Cloud-style VMs at your fingertips
Spin up cloud instances with a single command
Launch instances of Ubuntu and initialise them with cloud-init metadata in the same way you would on AWS, Azure, Google, IBM and Oracle. Simulate your own cloud deployment on your workstation.
VMs for Windows, macOS and Linux
Start Ubuntu VMs with each platform's native hypervisor
Multipass uses Hyper-V on Windows, QEMU and HyperKit on macOS and LXD on Linux for minimal overhead and the fastest possible start time. Switching your hypervisor to Virtualbox is a breeze.
Get started with Ubuntu the fast way
The “Ubuntu Server CLI cheat sheet” is your fast path to learning the Linux command line - from basic file management to deploying Kubernetes and OpenStack.Download Cheat Sheet
Optimised VM performance
VMs tuned for out-of-the-box performance
Multipass uses images tuned for cloud usage.

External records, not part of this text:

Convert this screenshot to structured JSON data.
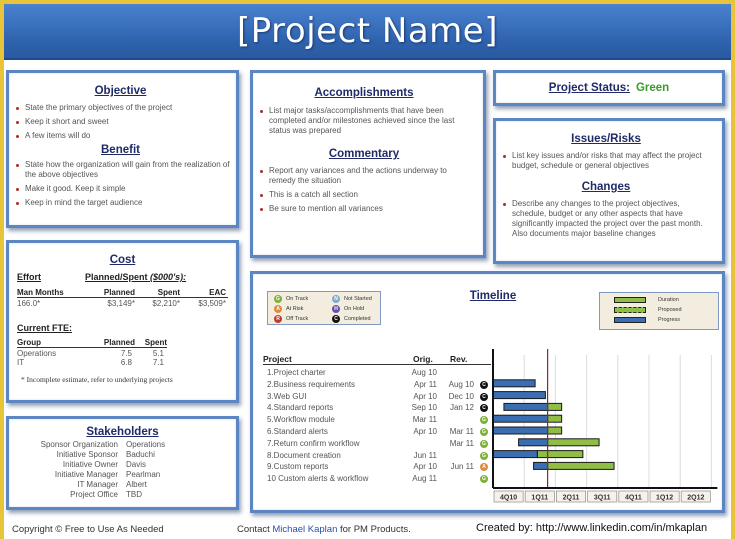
{
  "title": "[Project Name]",
  "objective": {
    "heading": "Objective",
    "items": [
      "State the primary objectives of the project",
      "Keep it short and sweet",
      " A few items will do"
    ]
  },
  "benefit": {
    "heading": "Benefit",
    "items": [
      "State how the organization will gain from the realization of the above objectives",
      "Make it good. Keep it simple",
      "Keep in mind the target audience"
    ]
  },
  "accomplishments": {
    "heading": "Accomplishments",
    "items": [
      "List major tasks/accomplishments that have been completed and/or milestones achieved since the last status was prepared"
    ]
  },
  "commentary": {
    "heading": "Commentary",
    "items": [
      "Report any variances and the actions underway to remedy the situation",
      "This is a catch all section",
      "Be  sure to mention all variances"
    ]
  },
  "status": {
    "label": "Project Status:",
    "value": "Green",
    "value_color": "#3a9a2a"
  },
  "issues": {
    "heading": "Issues/Risks",
    "items": [
      "List key issues and/or risks that may affect the project budget, schedule or general objectives"
    ]
  },
  "changes": {
    "heading": "Changes",
    "items": [
      "Describe any changes to the project objectives, schedule, budget or any other aspects that have significantly impacted the project over the past month. Also documents major baseline changes"
    ]
  },
  "cost": {
    "heading": "Cost",
    "effort_label": "Effort",
    "planned_spent_label": "Planned/Spent ",
    "planned_spent_unit": "($000's):",
    "cols": [
      "Man Months",
      "Planned",
      "Spent",
      "EAC"
    ],
    "values": [
      "166.0*",
      "$3,149*",
      "$2,210*",
      "$3,509*"
    ],
    "fte_label": "Current FTE:",
    "fte_cols": [
      "Group",
      "Planned",
      "Spent"
    ],
    "fte_rows": [
      {
        "group": "Operations",
        "planned": "7.5",
        "spent": "5.1"
      },
      {
        "group": "IT",
        "planned": "6.8",
        "spent": "7.1"
      }
    ],
    "note": "* Incomplete estimate, refer to underlying projects"
  },
  "stakeholders": {
    "heading": "Stakeholders",
    "rows": [
      {
        "role": "Sponsor Organization",
        "name": "Operations"
      },
      {
        "role": "Initiative Sponsor",
        "name": "Baduchi"
      },
      {
        "role": "Initiative Owner",
        "name": "Davis"
      },
      {
        "role": "Initiative Manager",
        "name": "Pearlman"
      },
      {
        "role": "IT Manager",
        "name": "Albert"
      },
      {
        "role": "Project Office",
        "name": "TBD"
      }
    ]
  },
  "timeline": {
    "heading": "Timeline",
    "status_legend": [
      {
        "code": "G",
        "label": "On Track",
        "color": "#7fb03a"
      },
      {
        "code": "A",
        "label": "At Risk",
        "color": "#e08a3c"
      },
      {
        "code": "R",
        "label": "Off Track",
        "color": "#c0392b"
      },
      {
        "code": "N",
        "label": "Not Started",
        "color": "#7fa9c8"
      },
      {
        "code": "H",
        "label": "On Hold",
        "color": "#6b4fa8"
      },
      {
        "code": "C",
        "label": "Completed",
        "color": "#111111"
      }
    ],
    "bar_legend": [
      {
        "label": "Duration",
        "style": "solid-green"
      },
      {
        "label": "Proposed",
        "style": "dashed-green"
      },
      {
        "label": "Progress",
        "style": "solid-blue"
      }
    ],
    "cols": [
      "Project",
      "Orig.",
      "Rev."
    ],
    "quarters": [
      "4Q10",
      "1Q11",
      "2Q11",
      "3Q11",
      "4Q11",
      "1Q12",
      "2Q12"
    ],
    "today_marker_quarter": 1.75,
    "projects": [
      {
        "name": "1.Project charter",
        "orig": "Aug 10",
        "rev": "",
        "status": "",
        "start": null,
        "progress_end": null,
        "end": null
      },
      {
        "name": "2.Business requirements",
        "orig": "Apr 11",
        "rev": "Aug 10",
        "status": "C",
        "start": 0.0,
        "progress_end": 1.35,
        "end": 1.35
      },
      {
        "name": "3.Web GUI",
        "orig": "Apr 10",
        "rev": "Dec 10",
        "status": "C",
        "start": 0.0,
        "progress_end": 1.68,
        "end": 1.68
      },
      {
        "name": "4.Standard reports",
        "orig": "Sep 10",
        "rev": "Jan 12",
        "status": "C",
        "start": 0.35,
        "progress_end": 1.75,
        "end": 2.2
      },
      {
        "name": "5.Workflow module",
        "orig": "Mar 11",
        "rev": "",
        "status": "G",
        "start": 0.0,
        "progress_end": 1.75,
        "end": 2.2
      },
      {
        "name": "6.Standard alerts",
        "orig": "Apr 10",
        "rev": "Mar 11",
        "status": "G",
        "start": 0.0,
        "progress_end": 1.75,
        "end": 2.2
      },
      {
        "name": "7.Return confirm workflow",
        "orig": "",
        "rev": "Mar 11",
        "status": "G",
        "start": 0.82,
        "progress_end": 1.75,
        "end": 3.4
      },
      {
        "name": "8.Document creation",
        "orig": "Jun 11",
        "rev": "",
        "status": "G",
        "start": 0.0,
        "progress_end": 1.42,
        "end": 2.88
      },
      {
        "name": "9.Custom reports",
        "orig": "Apr 10",
        "rev": "Jun 11",
        "status": "A",
        "start": 1.3,
        "progress_end": 1.75,
        "end": 3.88
      },
      {
        "name": "10 Custom alerts & workflow",
        "orig": "Aug 11",
        "rev": "",
        "status": "G",
        "start": null,
        "progress_end": null,
        "end": null
      }
    ]
  },
  "footer": {
    "copyright": "Copyright © Free to  Use As Needed",
    "contact_prefix": "Contact ",
    "contact_name": "Michael Kaplan",
    "contact_suffix": " for PM Products.",
    "created_by": "Created by: http://www.linkedin.com/in/mkaplan"
  }
}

Each image has software baked in with all the tools to deploy a cloud.
Most notably cloud-init, a tool with utilities to initialise cloud instances. Pass multipass a custom cloud-init definition and turn a generic Ubuntu image into a custom-configured server in seconds.Learn more about cloud-init
Designed for developer convenience

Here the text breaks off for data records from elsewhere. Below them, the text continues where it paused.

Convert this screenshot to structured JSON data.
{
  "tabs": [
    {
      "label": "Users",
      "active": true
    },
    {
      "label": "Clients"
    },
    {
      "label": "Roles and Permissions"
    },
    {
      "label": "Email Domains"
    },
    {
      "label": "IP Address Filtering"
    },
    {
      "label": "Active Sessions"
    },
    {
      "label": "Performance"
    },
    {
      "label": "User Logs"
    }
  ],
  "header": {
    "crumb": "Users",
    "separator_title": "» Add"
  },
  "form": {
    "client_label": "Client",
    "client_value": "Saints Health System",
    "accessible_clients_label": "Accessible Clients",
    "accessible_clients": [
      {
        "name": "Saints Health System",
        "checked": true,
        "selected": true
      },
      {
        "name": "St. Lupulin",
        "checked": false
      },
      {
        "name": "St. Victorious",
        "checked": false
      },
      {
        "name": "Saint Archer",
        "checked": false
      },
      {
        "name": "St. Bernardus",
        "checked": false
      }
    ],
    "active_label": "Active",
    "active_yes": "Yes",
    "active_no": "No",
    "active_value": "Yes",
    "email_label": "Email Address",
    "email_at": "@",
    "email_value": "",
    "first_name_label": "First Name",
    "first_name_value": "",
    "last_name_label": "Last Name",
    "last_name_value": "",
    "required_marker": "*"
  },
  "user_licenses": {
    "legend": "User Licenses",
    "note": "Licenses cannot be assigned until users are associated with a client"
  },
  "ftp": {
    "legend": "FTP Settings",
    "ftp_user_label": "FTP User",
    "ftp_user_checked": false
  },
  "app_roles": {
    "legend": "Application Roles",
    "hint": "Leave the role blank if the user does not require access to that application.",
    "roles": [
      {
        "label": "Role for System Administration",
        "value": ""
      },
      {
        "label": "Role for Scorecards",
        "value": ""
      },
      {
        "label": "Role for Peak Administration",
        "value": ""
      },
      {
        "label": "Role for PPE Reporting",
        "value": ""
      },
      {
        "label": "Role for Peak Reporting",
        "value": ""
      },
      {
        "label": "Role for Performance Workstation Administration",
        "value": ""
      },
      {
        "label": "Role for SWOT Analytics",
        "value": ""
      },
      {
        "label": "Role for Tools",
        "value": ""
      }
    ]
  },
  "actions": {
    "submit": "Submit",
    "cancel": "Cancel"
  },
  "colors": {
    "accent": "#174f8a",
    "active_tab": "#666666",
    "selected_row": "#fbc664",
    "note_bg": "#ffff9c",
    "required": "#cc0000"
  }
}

VMs you can trust with access to what you need
Share files and folders between your host and your instances.
Your ‘primary’ instance gets special treatment with integration to your native filesystem and dedicated hot-key access.

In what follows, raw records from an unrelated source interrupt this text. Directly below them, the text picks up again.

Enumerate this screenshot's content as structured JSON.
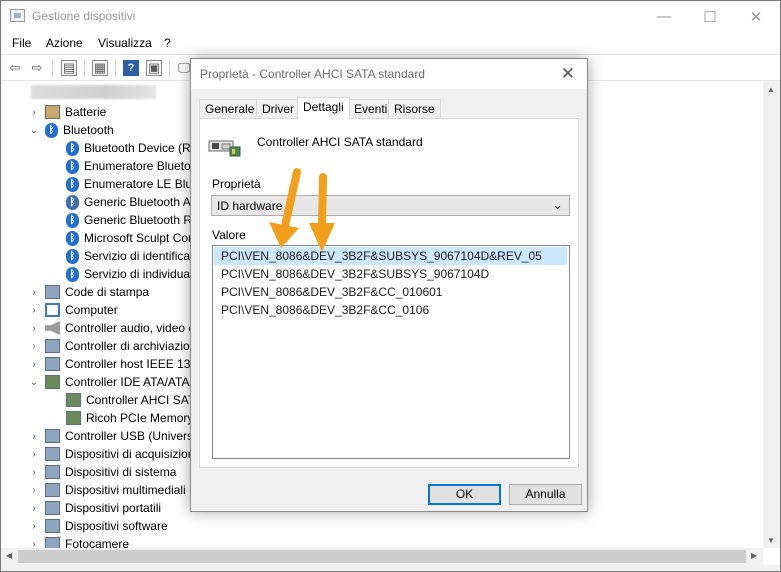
{
  "window": {
    "title": "Gestione dispositivi",
    "controls": {
      "minimize": "—",
      "maximize": "☐",
      "close": "✕"
    }
  },
  "menu": [
    {
      "label": "File"
    },
    {
      "label": "Azione"
    },
    {
      "label": "Visualizza"
    },
    {
      "label": "?"
    }
  ],
  "toolbar": {
    "icons": [
      "back-arrow-icon",
      "forward-arrow-icon",
      "show-hide-tree-icon",
      "properties-icon",
      "help-icon",
      "action-pane-icon",
      "scan-hardware-icon"
    ],
    "help_label": "?"
  },
  "tree": {
    "items": [
      {
        "label": "Batterie",
        "chevron": "›",
        "icon": "battery-icon"
      },
      {
        "label": "Bluetooth",
        "chevron": "⌄",
        "icon": "bluetooth-icon"
      },
      {
        "label": "Bluetooth Device (RF"
      },
      {
        "label": "Enumeratore Bluetoo"
      },
      {
        "label": "Enumeratore LE Blue"
      },
      {
        "label": "Generic Bluetooth A"
      },
      {
        "label": "Generic Bluetooth Ra"
      },
      {
        "label": "Microsoft Sculpt Cor"
      },
      {
        "label": "Servizio di identificaz"
      },
      {
        "label": "Servizio di individuaz"
      },
      {
        "label": "Code di stampa"
      },
      {
        "label": "Computer"
      },
      {
        "label": "Controller audio, video e"
      },
      {
        "label": "Controller di archiviazio"
      },
      {
        "label": "Controller host IEEE 1394"
      },
      {
        "label": "Controller IDE ATA/ATAPI"
      },
      {
        "label": "Controller AHCI SATA"
      },
      {
        "label": "Ricoh PCIe Memory"
      },
      {
        "label": "Controller USB (Universa"
      },
      {
        "label": "Dispositivi di acquisizion"
      },
      {
        "label": "Dispositivi di sistema"
      },
      {
        "label": "Dispositivi multimediali"
      },
      {
        "label": "Dispositivi portatili"
      },
      {
        "label": "Dispositivi software"
      },
      {
        "label": "Fotocamere"
      }
    ]
  },
  "dialog": {
    "title": "Proprietà - Controller AHCI SATA standard",
    "close": "✕",
    "tabs": [
      "Generale",
      "Driver",
      "Dettagli",
      "Eventi",
      "Risorse"
    ],
    "active_tab": "Dettagli",
    "device_name": "Controller AHCI SATA standard",
    "property_label": "Proprietà",
    "property_value": "ID hardware",
    "value_label": "Valore",
    "values": [
      "PCI\\VEN_8086&DEV_3B2F&SUBSYS_9067104D&REV_05",
      "PCI\\VEN_8086&DEV_3B2F&SUBSYS_9067104D",
      "PCI\\VEN_8086&DEV_3B2F&CC_010601",
      "PCI\\VEN_8086&DEV_3B2F&CC_0106"
    ],
    "ok_label": "OK",
    "cancel_label": "Annulla"
  },
  "annotation": {
    "arrow_color": "#f2a01b"
  }
}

Multipass automatically fetches the latest Ubuntu images from Canonical, minimising initial update time.
A curated catalogue of images
Images with built-in apps are one command away
Multipass is growing a catalogue of images to initialise pre-installed applications to get started with a single command. Want to integrate your project?Talk to us
Appliances in VMs
Ubuntu Appliance images to try before you Pi
Run a Virtual Ubuntu Appliance on your workstation without affecting your existing system. No need for spare hardware, just follow the steps and you’ll be up and running in minutes.Try Ubuntu Appliances